Imagine stepping on the dojo training floor feeling excited and a little nervous. You may be wearing a gi for the first time and it feels awkward or unusual. How do you tie the belt? Is there a right way and a wrong way? There are other students in the class wearing belts of various colors. The black belts are standing together in a group. Class is about to start and the instructor asks the students to line up according to rank. You are in the back of the room and at the end of the line.
Do you remember your first impression? Were you overwhelmed by the vast amount of information presented in the class? I wondered if I would ever get the hang of things. My arms and legs did not cooperate with what my brain asked them to do. My legs ached from the nai hanchi stance.

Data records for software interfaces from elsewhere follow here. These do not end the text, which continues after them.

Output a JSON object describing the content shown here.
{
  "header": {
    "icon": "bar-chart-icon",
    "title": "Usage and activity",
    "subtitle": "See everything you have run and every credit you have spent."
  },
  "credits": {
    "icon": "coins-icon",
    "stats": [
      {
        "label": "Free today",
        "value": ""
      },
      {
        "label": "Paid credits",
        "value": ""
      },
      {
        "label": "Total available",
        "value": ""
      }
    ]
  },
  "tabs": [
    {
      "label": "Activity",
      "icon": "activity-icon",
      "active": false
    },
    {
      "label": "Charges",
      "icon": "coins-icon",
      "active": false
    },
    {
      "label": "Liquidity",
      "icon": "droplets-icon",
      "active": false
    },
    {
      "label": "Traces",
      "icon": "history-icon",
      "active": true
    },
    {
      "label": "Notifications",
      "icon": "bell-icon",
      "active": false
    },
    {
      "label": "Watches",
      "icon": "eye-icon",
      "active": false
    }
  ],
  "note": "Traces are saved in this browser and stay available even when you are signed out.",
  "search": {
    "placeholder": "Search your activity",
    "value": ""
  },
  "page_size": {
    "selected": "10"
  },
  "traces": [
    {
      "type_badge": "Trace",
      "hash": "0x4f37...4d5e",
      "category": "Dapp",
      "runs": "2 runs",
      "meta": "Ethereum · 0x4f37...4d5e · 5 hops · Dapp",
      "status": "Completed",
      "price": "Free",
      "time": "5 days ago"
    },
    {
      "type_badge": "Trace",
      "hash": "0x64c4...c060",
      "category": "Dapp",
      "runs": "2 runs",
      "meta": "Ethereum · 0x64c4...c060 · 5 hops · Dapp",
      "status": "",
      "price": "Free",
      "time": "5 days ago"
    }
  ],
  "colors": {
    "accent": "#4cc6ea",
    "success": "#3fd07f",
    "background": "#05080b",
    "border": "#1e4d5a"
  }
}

I was so grateful when an instructor pulled me aside to work individually on basics and the first kata. Class ended and we lined up again and bowed to the instructor.
As an instructor, I find it valuable to remember my first class when there are new white belt students in the dojo. During the first few weeks teaching a new white belt, I am careful not to overwhelm the students. There is a delicate balance between too much information and not enough. A new white belt student in class provides an excellent opportunity for the dojo community. The instructors must start teaching from the beginning. The kyu rank students help and encourage their new classmate. The black belt students assist in class and develop a deeper understanding of their own material.